Exercise input
+++
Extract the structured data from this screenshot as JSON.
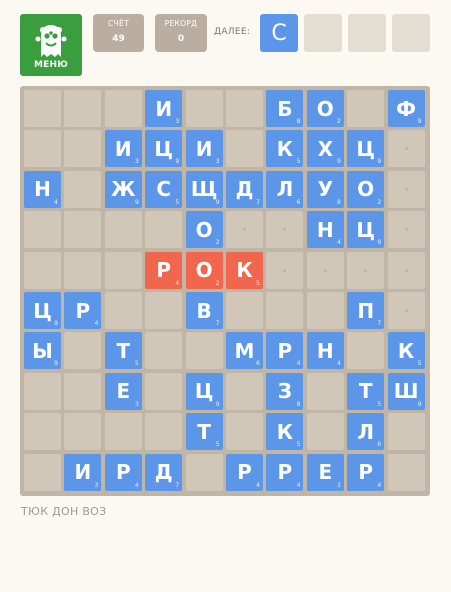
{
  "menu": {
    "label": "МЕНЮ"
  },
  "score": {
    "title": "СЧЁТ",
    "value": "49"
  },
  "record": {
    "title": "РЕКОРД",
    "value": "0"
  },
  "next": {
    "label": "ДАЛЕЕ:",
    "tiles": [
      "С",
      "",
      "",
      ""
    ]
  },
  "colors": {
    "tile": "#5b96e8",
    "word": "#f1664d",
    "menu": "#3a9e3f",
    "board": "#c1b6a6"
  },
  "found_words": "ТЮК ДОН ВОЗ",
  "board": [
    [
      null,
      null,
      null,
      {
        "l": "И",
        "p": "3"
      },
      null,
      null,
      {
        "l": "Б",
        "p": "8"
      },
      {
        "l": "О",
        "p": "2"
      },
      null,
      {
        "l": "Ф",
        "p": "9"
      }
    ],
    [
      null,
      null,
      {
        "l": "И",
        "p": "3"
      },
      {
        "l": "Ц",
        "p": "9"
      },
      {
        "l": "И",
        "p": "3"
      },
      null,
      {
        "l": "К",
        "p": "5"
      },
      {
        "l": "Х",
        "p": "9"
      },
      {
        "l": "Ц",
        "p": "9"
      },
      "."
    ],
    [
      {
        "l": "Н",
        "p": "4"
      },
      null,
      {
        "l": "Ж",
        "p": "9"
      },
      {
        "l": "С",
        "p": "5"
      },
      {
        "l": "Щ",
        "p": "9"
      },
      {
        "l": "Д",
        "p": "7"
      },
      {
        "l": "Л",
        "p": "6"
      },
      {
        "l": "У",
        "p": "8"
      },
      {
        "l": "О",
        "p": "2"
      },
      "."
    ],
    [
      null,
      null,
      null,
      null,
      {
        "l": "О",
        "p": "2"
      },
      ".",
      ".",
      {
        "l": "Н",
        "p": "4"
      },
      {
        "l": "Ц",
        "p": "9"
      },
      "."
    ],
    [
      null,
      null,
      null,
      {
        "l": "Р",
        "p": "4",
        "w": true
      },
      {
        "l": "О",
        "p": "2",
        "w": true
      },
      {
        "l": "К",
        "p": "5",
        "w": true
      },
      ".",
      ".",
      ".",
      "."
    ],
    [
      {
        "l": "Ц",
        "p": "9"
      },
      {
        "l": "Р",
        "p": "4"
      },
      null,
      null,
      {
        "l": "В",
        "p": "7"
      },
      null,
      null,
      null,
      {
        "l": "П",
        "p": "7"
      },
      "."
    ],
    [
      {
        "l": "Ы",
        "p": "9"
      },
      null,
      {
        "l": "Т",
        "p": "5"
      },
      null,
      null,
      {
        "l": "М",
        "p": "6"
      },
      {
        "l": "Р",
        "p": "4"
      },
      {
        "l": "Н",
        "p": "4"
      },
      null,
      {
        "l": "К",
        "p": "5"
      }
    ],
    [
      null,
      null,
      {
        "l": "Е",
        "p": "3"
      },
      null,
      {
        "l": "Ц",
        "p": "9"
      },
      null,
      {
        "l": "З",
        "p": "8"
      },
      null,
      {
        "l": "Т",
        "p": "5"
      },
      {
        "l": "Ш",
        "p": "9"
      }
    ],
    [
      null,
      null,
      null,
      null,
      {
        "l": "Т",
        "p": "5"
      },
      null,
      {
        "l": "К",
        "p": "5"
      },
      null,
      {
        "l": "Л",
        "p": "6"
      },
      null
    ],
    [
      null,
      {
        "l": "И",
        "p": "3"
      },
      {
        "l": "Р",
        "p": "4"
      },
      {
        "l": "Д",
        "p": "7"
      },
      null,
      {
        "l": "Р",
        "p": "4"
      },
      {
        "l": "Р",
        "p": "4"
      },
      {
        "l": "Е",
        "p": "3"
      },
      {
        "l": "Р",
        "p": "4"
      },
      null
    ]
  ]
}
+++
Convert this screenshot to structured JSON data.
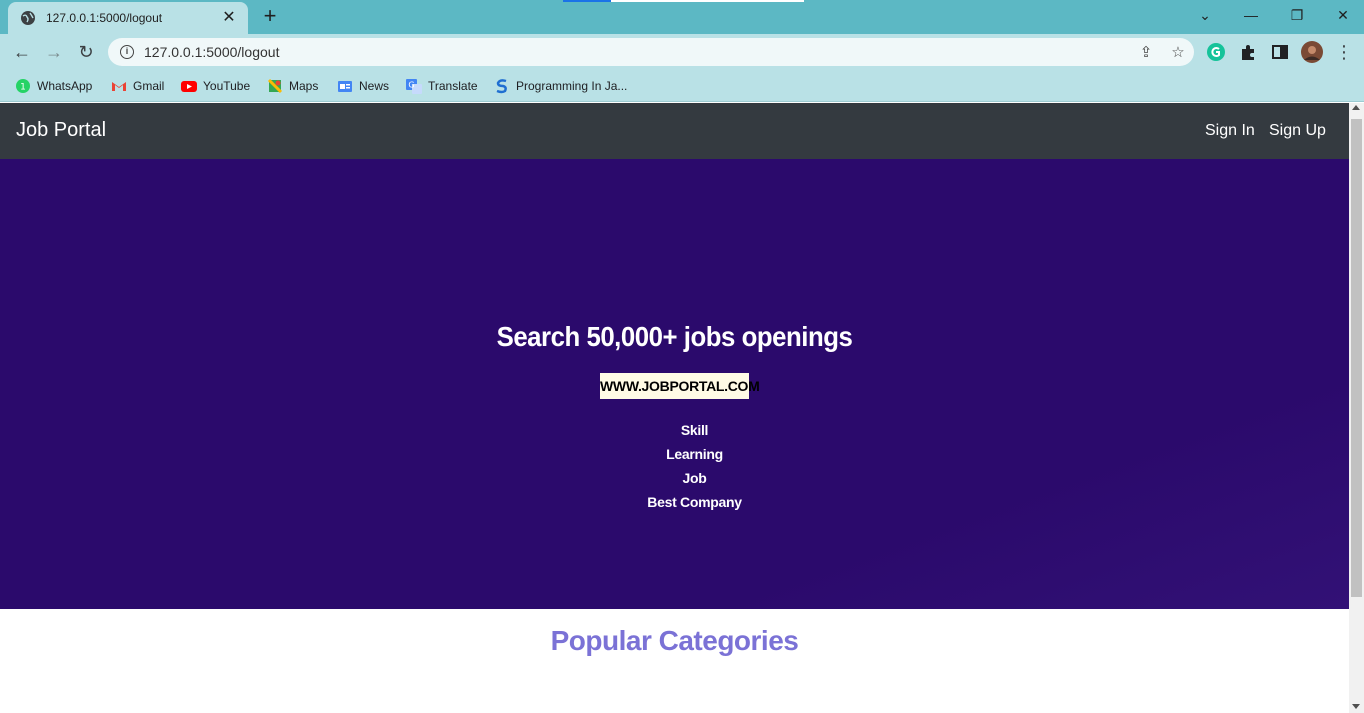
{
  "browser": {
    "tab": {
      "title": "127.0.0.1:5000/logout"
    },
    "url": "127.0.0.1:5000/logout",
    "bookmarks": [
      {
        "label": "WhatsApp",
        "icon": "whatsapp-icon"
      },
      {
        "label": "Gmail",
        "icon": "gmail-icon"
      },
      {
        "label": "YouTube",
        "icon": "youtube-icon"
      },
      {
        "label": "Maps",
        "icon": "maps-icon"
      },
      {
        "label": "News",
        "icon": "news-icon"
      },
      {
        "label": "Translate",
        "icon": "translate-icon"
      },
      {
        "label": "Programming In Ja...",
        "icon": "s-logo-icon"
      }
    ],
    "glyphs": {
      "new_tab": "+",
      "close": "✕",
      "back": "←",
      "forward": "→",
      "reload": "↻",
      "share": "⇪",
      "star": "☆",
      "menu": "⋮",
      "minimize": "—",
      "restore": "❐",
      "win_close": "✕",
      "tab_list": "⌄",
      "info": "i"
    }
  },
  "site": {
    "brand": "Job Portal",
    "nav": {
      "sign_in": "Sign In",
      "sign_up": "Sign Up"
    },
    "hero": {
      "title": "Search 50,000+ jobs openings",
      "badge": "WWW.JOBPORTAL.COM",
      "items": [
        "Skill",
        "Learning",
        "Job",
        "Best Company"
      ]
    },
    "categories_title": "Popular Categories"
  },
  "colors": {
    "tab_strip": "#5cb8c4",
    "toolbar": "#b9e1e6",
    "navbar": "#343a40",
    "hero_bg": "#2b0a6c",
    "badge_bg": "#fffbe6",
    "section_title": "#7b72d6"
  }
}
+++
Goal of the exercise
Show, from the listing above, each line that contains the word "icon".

Answer to the exercise
        "icon": "whatsapp-icon"
        "icon": "gmail-icon"
        "icon": "youtube-icon"
        "icon": "maps-icon"
        "icon": "news-icon"
        "icon": "translate-icon"
        "icon": "s-logo-icon"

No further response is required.